Even though Lloyds was not prejudiced by never being served, the question remains whether the fact that it was never served under the proper name makes any difference. I do not believe it does. Lloyds' action in answering the suit dispensed with the necessity of service upon it. The rules of civil procedure provide that “[a]n answer shall constitute an appearance of the defendant so as to dispense with the necessity for the issuance of service of citation upon him.” Tex.R. Civ. P. 121.
The majority, citing Bailey v. Vanscot Concrete Co., 894 S.W.2d 757 (Tex.1995), says “[i]f Bell had amended his pleadings to include Lloyds at any time before judgment against him, we would have a different case before us.” I think Bell did include Lloyds and Bailey is inapplicable. Bell included Lloyds in his second amended petition, filed April 1, 1993. Lloyds is clearly identified as an offending entity of State Farm.
A close reading of Bailey reveals a different situation than that involved in the instant case. Bailey, in a contaminated concrete case, never joined the proper entity-Tarmac Texas, Inc. Bailey, 894 S.W.2d at 758. Bailey sued a company named Vanscot Concrete, a company that no longer existed having already merged with another company.
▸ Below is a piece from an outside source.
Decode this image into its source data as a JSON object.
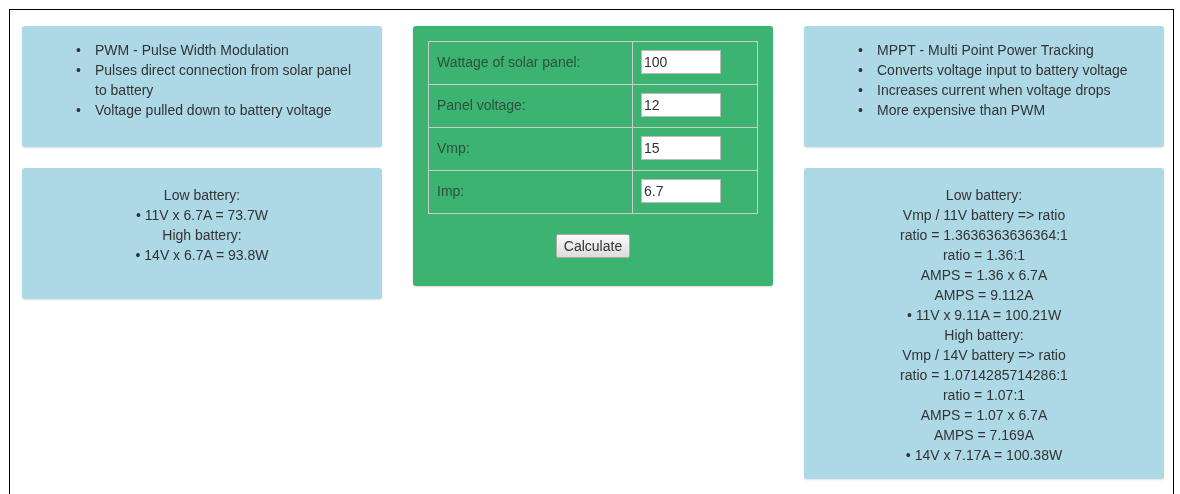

Id. Bailey prosecuted the whole suit against a non-existent company. Id. A plaintiff cannot recover against thin air. The court ultimately held that Tarmac, the real party, should have been added to the pleadings. Id. at 761. The court noted that “Bailey could then have made a strong equitable estoppel argument ․ that the trial court should toll the statute of limitations since Tarmac had notice of the suit․” Id.
In this case, Bell's sin is not that he sued a non-existent company. Nor is Bell's sin his failure to join the proper party. He merely failed to properly serve Lloyds, which was remedied when Lloyds entered an appearance by answering the suit. Lloyds very much existed, knew of the suit, and was joined only slightly outside the statute. In my opinion, the situation in the instant case is closer to the situation in Enserch Corporation v. Parker, 794 S.W.2d 2 (Tex.1990). In Enserch, a wrongful death action, the plaintiff sued Lone Star Gas Company initially before the statute ran. Enserch, 794 S.W.2d at 4. Unfortunately, this was the wrong company. Id. After the statute of limitations had run, the plaintiff filed an amended petition naming Enserch Corporation d/b/a Lone Star Gas Company as a defendant. Id. Summary judgment was granted on the statute of limitations defense, but this was later reversed by the supreme court on the grounds that “[b]oth Lone Star Gas Company of Texas, Inc., and Enserch Corporation d/b/a Lone Star Gas Company were fully cognizant of the facts of the accident and could not have been misled concerning the basis of the suit.” Id. at 6.
The same situation is present here. Lloyds, the proper party, was not joined until shortly after the statute ran. But Lloyds could not have been misled concerning the basis of the suit. It came out fighting and seeking affirmative relief in the federal and state courts and got it.
I would reverse the summary judgment to the extent it is based on the statute of limitations.
1. Note that plaintiff in Bailey had a stronger claim to equity than in the instant case; Vanscot had actually been an operating company with a separate legal existence prior to Bailey's suit. Here the evidence shows “State Farm Insurance Companies” never had a separate legal existence.